Goal of the exercise.
Give back the records in their entirety, exactly.

□ □ □ □ □ □ □

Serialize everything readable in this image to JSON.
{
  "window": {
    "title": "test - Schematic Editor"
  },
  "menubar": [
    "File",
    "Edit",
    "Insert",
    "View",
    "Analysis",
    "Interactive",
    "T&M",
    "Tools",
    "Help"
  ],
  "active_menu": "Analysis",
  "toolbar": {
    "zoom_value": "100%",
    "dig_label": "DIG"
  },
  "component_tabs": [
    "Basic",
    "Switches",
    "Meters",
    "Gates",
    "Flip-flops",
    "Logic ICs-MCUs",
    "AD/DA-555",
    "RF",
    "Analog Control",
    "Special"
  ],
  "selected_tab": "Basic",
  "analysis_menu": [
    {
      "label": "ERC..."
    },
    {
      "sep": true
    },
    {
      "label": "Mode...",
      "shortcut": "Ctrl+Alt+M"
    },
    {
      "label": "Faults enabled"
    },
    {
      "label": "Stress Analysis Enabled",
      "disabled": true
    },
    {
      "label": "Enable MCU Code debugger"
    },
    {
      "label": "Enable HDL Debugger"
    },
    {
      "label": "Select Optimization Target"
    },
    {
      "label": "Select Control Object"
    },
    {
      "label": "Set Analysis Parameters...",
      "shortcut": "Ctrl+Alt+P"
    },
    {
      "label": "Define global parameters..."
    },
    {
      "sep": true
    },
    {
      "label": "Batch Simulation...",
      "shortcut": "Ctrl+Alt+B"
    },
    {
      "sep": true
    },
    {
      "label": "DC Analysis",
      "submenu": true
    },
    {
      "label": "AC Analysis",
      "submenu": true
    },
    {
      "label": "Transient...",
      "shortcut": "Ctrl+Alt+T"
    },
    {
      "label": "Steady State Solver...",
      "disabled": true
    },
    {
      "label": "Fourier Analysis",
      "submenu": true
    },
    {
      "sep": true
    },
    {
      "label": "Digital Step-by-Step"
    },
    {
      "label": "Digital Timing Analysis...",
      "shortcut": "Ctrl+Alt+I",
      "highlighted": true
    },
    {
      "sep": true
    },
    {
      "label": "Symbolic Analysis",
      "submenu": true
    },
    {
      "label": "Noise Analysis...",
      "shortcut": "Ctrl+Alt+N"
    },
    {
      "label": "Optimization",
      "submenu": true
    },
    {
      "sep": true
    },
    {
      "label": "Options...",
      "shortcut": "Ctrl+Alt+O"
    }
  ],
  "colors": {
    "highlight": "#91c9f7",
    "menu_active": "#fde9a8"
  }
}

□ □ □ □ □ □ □

Your response.
Serialize everything readable in this image to JSON.
{
  "window": {
    "title": "test - Schematic Editor"
  },
  "menubar": [
    "File",
    "Edit",
    "Insert",
    "View",
    "Analysis",
    "Interactive",
    "T&M",
    "Tools",
    "Help"
  ],
  "active_menu": "Analysis",
  "toolbar": {
    "zoom_value": "100%",
    "dig_label": "DIG"
  },
  "component_tabs": [
    "Basic",
    "Switches",
    "Meters",
    "Gates",
    "Flip-flops",
    "Logic ICs-MCUs",
    "AD/DA-555",
    "RF",
    "Analog Control",
    "Special"
  ],
  "selected_tab": "Basic",
  "analysis_menu": [
    {
      "label": "ERC..."
    },
    {
      "sep": true
    },
    {
      "label": "Mode...",
      "shortcut": "Ctrl+Alt+M"
    },
    {
      "label": "Faults enabled"
    },
    {
      "label": "Stress Analysis Enabled",
      "disabled": true
    },
    {
      "label": "Enable MCU Code debugger"
    },
    {
      "label": "Enable HDL Debugger"
    },
    {
      "label": "Select Optimization Target"
    },
    {
      "label": "Select Control Object"
    },
    {
      "label": "Set Analysis Parameters...",
      "shortcut": "Ctrl+Alt+P"
    },
    {
      "label": "Define global parameters..."
    },
    {
      "sep": true
    },
    {
      "label": "Batch Simulation...",
      "shortcut": "Ctrl+Alt+B"
    },
    {
      "sep": true
    },
    {
      "label": "DC Analysis",
      "submenu": true
    },
    {
      "label": "AC Analysis",
      "submenu": true
    },
    {
      "label": "Transient...",
      "shortcut": "Ctrl+Alt+T"
    },
    {
      "label": "Steady State Solver...",
      "disabled": true
    },
    {
      "label": "Fourier Analysis",
      "submenu": true
    },
    {
      "sep": true
    },
    {
      "label": "Digital Step-by-Step"
    },
    {
      "label": "Digital Timing Analysis...",
      "shortcut": "Ctrl+Alt+I",
      "highlighted": true
    },
    {
      "sep": true
    },
    {
      "label": "Symbolic Analysis",
      "submenu": true
    },
    {
      "label": "Noise Analysis...",
      "shortcut": "Ctrl+Alt+N"
    },
    {
      "label": "Optimization",
      "submenu": true
    },
    {
      "sep": true
    },
    {
      "label": "Options...",
      "shortcut": "Ctrl+Alt+O"
    }
  ],
  "colors": {
    "highlight": "#91c9f7",
    "menu_active": "#fde9a8"
  }
}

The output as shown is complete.